Farmers began moving to the Narragansett Country in the 1690s and would soon amass their wealth from large stock and dairy farms worked by bonded laborers. They initially relied on indentured Native Americans but replaced them with enslaved Africans. By the 1730s, the Narragansett Country was home to between twenty to thirty settler families and their bonds people. African slaves had slowly been brought into the Narragansett from the West Indies starting around 1700, and by 1740 the Narragansett Country had the highest concentration of enslaved people in the colony, many of whom came directly from Africa. By 1755, one out of every three residents was enslaved.
Below, you can read their deeds of purchase in either 1760s script or the transcriptions. You can also try to read between the lines to find something about the lives of people who, against their will, did so much to build up Rhode Island.
Deed of sale for “One Negro Man, named Wat” to Silas Casey
Whereas execution hath been executed and levied, by me the Subscriber Elijah Johnson, Deputy Sheriff, in the County of Kent, on one Negro man, named Wat, as the estate of Benjamin Fry of East Greenwich in the County of Kent, Yeoman, in order to satisfie and pay a certain judgment of Court, recovered against the said Benjamin Fry, by Stephen Wanton of Newport, in the County of Newport, Mariner, which said Negro, according to Law, was on the Twenty Sixth day of October A.D. 1765 sold at public vendue, and struck off to Silas Casey, (who was the highest bidder) for Fifty Five Pounds lawful money of the Colony of Rhode Island. Therefore I the said Elijah Johnson, do hereby acknowledge that (in my said capacity) I have received of the said Silas Casey the paid sum of Fifty Five Pounds in like lawful money as abovesaid, to and for the use above mentioned; which is in full for said Negro as he was sold as aforesaid. As witness my hand and seal, this Twenty Sixth day of October Anno Dom. 1765.
Elijah Johnson: D: Srif
Deed of sale for “Slave named Ezekiel” to Silas Casey

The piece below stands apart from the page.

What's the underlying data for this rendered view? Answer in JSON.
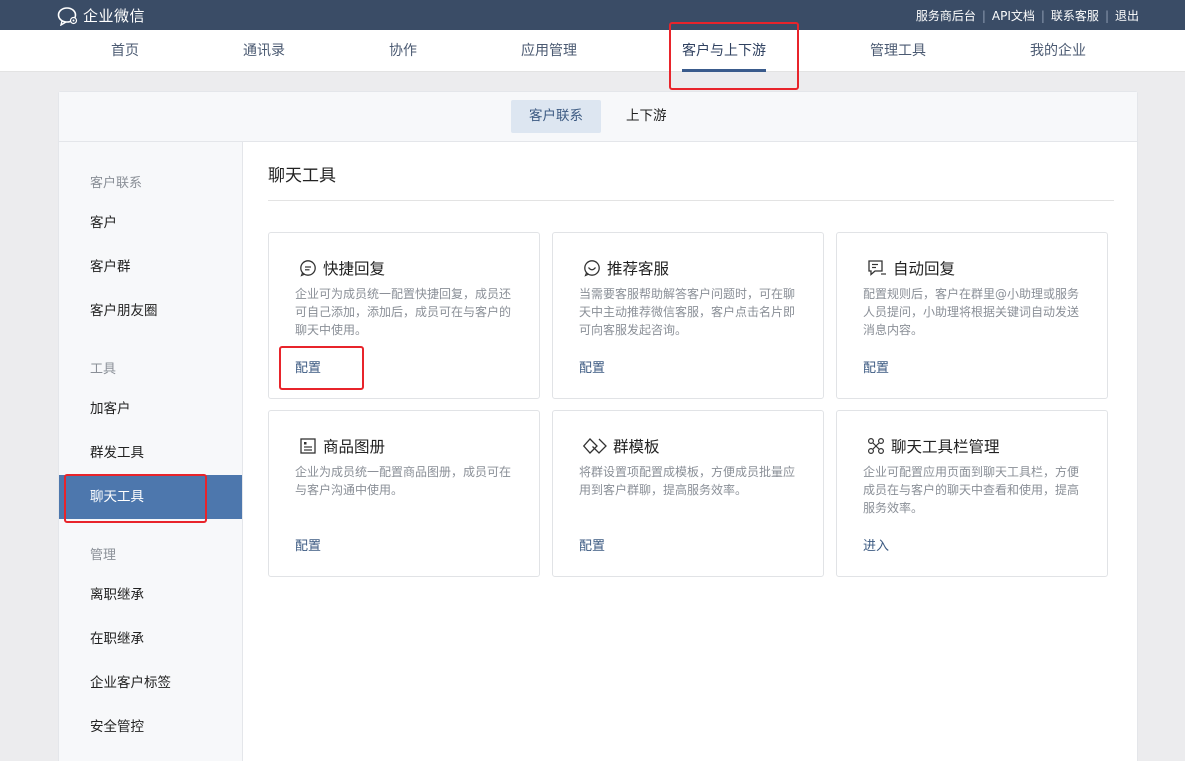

Whereas executions hath been executed and levied by me the Subscriber Elijah Johnson Deputy Sheriff in the County of Kent, in the colony of Rhode Island, slave named Ezekiel, as the estate of Benjamin Sheffield of North Kingstown, in the County of Kings County Oc. in order to satisfie and pay certain judgments of Court, recovered by Silas Casey of Warwick, in So. County of Kent, Merchant, which said Negro, according to Law was on the Twenty Sixth day of April A.D. 1766; sold at public vendue, and struck off to the said Silas Casey, (who was the highest bidder) for Forty Nine Pounds lawful money of said Colony. Therefore I the said Elijah Johnson do hereby acknowledge that (in my said capacity) I have received of the said Silas Casey the said sum of Forty Nine Pounds in like lawful money as afores. to and for the use above mentioned, which is in full for the said Negro as he was sold as abovesaid. As Witness my hand and seal, dated the Twenty Sixth day of April Anno Domini 1766.
Elijah Johnson D Srif
Drawing on the Door
Many people miss until it is pointed out that the closet door in the room has a drawing of a ship incised in it! When the room was repainted in the 1990s, the painters discovered it and stripped the rest of the paint off to reveal the image. Because of the naughtiness of drawing on the door and the short stature of the artist, it must have been a child who drew what he or she saw all the time not far away on Narragansett Bay.
One Casey child who enjoyed drawing ships was Harry Weir Casey (1861-1880), who eventually attended school to become an engineer. Here is a page from a letter he wrote to his father, Thomas Lincoln Casey, when Harry was fourteen about a model ship he planned to build. Do you detect any similarities to the drawing on the door?